Earlier this week, the Treasury Department invited some bloggers—myself among them—to meet briefly with Secretary Geithner and I guess some other officials. But due to a security snafu, I wasn’t able to get into the building and hence didn’t make it to the meeting. Felix Salmon was there and offers an interesting writeup, but by the ground rules of the conversation he wasn’t able to quote anyone or cite specific names. Mike Allen was also there and, given the ground rules, likewise offered a writeup that didn’t feature specific names or quotes. Instead he did a loose paraphrase characterized as a “mind-meld” but that Tim Fernholz and other more policy-minded people who were there said was substantially inaccurate.
Brad DeLong glosses this as part of why “Friends Don’t Let Friends Read Politico.” And certainly it is a case study in why you can’t go run and panic after reading a thinly sourced item in a traffic-hungry publication. But part of the issue here, it seems to me, is that DC officialdom ought to realize that its obsession with off the recordy-ness has some serious downsides.

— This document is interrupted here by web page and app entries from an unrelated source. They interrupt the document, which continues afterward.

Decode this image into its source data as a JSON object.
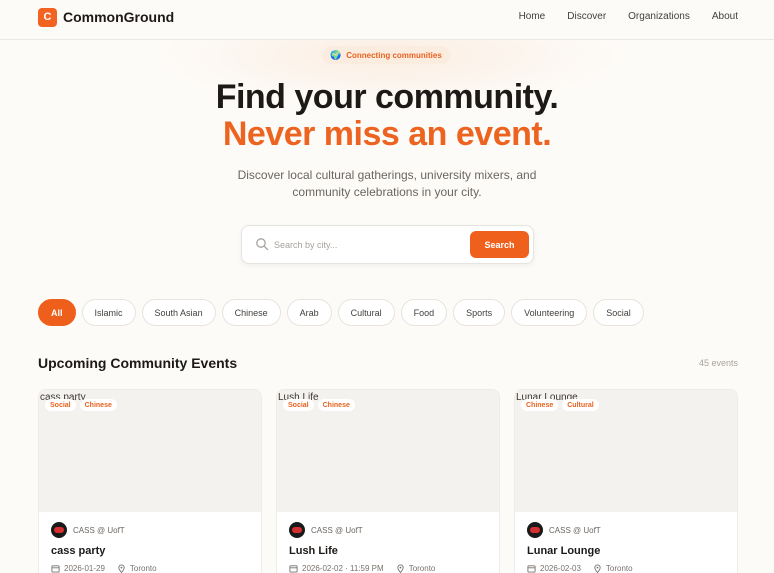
{
  "brand": {
    "logo_letter": "C",
    "name": "CommonGround"
  },
  "nav": [
    "Home",
    "Discover",
    "Organizations",
    "About"
  ],
  "hero": {
    "badge": "Connecting communities",
    "title_line1": "Find your community.",
    "title_line2": "Never miss an event.",
    "subtitle": "Discover local cultural gatherings, university mixers, and community celebrations in your city."
  },
  "search": {
    "placeholder": "Search by city...",
    "button": "Search"
  },
  "filters": [
    "All",
    "Islamic",
    "South Asian",
    "Chinese",
    "Arab",
    "Cultural",
    "Food",
    "Sports",
    "Volunteering",
    "Social"
  ],
  "events": {
    "title": "Upcoming Community Events",
    "count": "45 events",
    "cards": [
      {
        "image_alt": "cass party",
        "tags": [
          "Social",
          "Chinese"
        ],
        "org": "CASS @ UofT",
        "name": "cass party",
        "date": "2026-01-29",
        "location": "Toronto"
      },
      {
        "image_alt": "Lush Life",
        "tags": [
          "Social",
          "Chinese"
        ],
        "org": "CASS @ UofT",
        "name": "Lush Life",
        "date": "2026-02-02 · 11:59 PM",
        "location": "Toronto"
      },
      {
        "image_alt": "Lunar Lounge",
        "tags": [
          "Chinese",
          "Cultural"
        ],
        "org": "CASS @ UofT",
        "name": "Lunar Lounge",
        "date": "2026-02-03",
        "location": "Toronto"
      }
    ]
  },
  "colors": {
    "accent": "#f0601d",
    "background": "#fdfbf8",
    "text": "#1c1917"
  }
}
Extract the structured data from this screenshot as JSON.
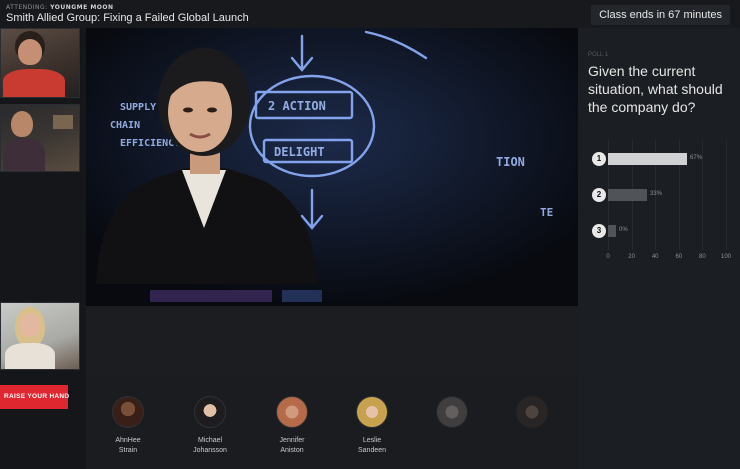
{
  "header": {
    "attending_label": "ATTENDING",
    "attending_name": "YOUNGME MOON",
    "session_title": "Smith Allied Group: Fixing a Failed Global Launch",
    "class_timer": "Class ends in 67 minutes"
  },
  "left_panel": {
    "raise_hand_label": "RAISE YOUR HAND",
    "note_1": "",
    "note_2": "",
    "note_3": ""
  },
  "poll": {
    "label": "POLL 1",
    "question": "Given the current situation, what should the company do?",
    "options": [
      {
        "num": "1",
        "pct_label": "67%"
      },
      {
        "num": "2",
        "pct_label": "33%"
      },
      {
        "num": "3",
        "pct_label": "0%"
      }
    ],
    "ticks": [
      "0",
      "20",
      "40",
      "60",
      "80",
      "100"
    ]
  },
  "chart_data": {
    "type": "bar",
    "orientation": "horizontal",
    "categories": [
      "1",
      "2",
      "3"
    ],
    "values": [
      67,
      33,
      0
    ],
    "title": "",
    "xlabel": "",
    "ylabel": "",
    "xlim": [
      0,
      100
    ]
  },
  "participants": [
    {
      "first": "AhnHee",
      "last": "Strain",
      "dim": false
    },
    {
      "first": "Michael",
      "last": "Johansson",
      "dim": false
    },
    {
      "first": "Jennifer",
      "last": "Aniston",
      "dim": false
    },
    {
      "first": "Leslie",
      "last": "Sandeen",
      "dim": false
    },
    {
      "first": "",
      "last": "",
      "dim": true
    },
    {
      "first": "",
      "last": "",
      "dim": true
    }
  ],
  "colors": {
    "accent_red": "#e0262f",
    "background": "#15171b",
    "poll_bar_top": "#cfd1d3",
    "poll_bar_other": "#505357"
  }
}
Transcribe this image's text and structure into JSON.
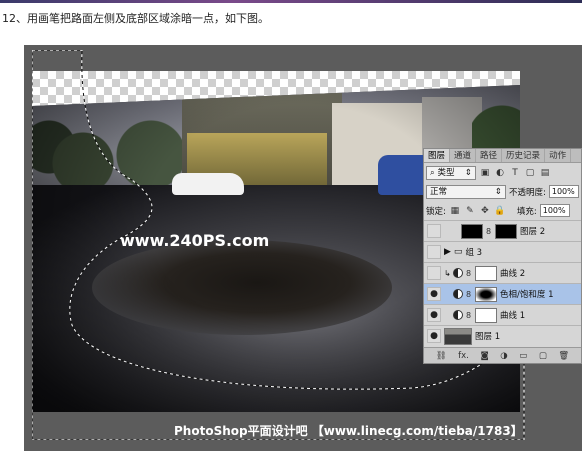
{
  "caption": "12、用画笔把路面左侧及底部区域涂暗一点，如下图。",
  "canvas": {
    "watermark": "www.240PS.com",
    "footer_watermark": "PhotoShop平面设计吧 【www.linecg.com/tieba/1783】"
  },
  "layers_panel": {
    "tabs": [
      "图层",
      "通道",
      "路径",
      "历史记录",
      "动作"
    ],
    "active_tab": "图层",
    "filter_kind": "类型",
    "filter_icons": [
      "image-filter-icon",
      "adjustment-filter-icon",
      "type-filter-icon",
      "shape-filter-icon",
      "smart-object-filter-icon"
    ],
    "blend_mode": "正常",
    "opacity_label": "不透明度:",
    "opacity_value": "100%",
    "lock_label": "锁定:",
    "fill_label": "填充:",
    "fill_value": "100%",
    "layers": [
      {
        "name": "图层 2",
        "visible": false,
        "type": "pixel-with-mask"
      },
      {
        "name": "组 3",
        "visible": false,
        "type": "group"
      },
      {
        "name": "曲线 2",
        "visible": false,
        "type": "adjustment-clipped"
      },
      {
        "name": "色相/饱和度 1",
        "visible": true,
        "type": "adjustment-masked",
        "selected": true
      },
      {
        "name": "曲线 1",
        "visible": true,
        "type": "adjustment"
      },
      {
        "name": "图层 1",
        "visible": true,
        "type": "pixel"
      }
    ],
    "footer_icons": [
      "link-icon",
      "fx-icon",
      "add-mask-icon",
      "adjustment-icon",
      "folder-icon",
      "new-layer-icon",
      "trash-icon"
    ],
    "fx_label": "fx."
  },
  "colors": {
    "canvas_bg": "#5c5c5c",
    "selected_layer": "#a9c3e8",
    "panel_bg": "#d6d6d6"
  }
}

Treasury did two meetings this week, one that was with professional blogger types and one that was more with professional economists who also blog, and most of the attendees seem to have come away quite impressed. If that’s the case, wouldn’t people able to listen to a recording of the full session likely also be impressed? And wouldn’t it be easier to clear up misconceptions that Allen’s writeup may have created?
Structural shifts in the media industry away from the “three TV networks and a bunch of local newspaper monopolies” model have shifted the balance of power away from journalists and toward flacks. Consequently, if people want to hold off the record briefings with “senior officials” plenty of writers are going to show up. But merely because people can get away with that kind of thing doesn’t necessarily make it a good idea.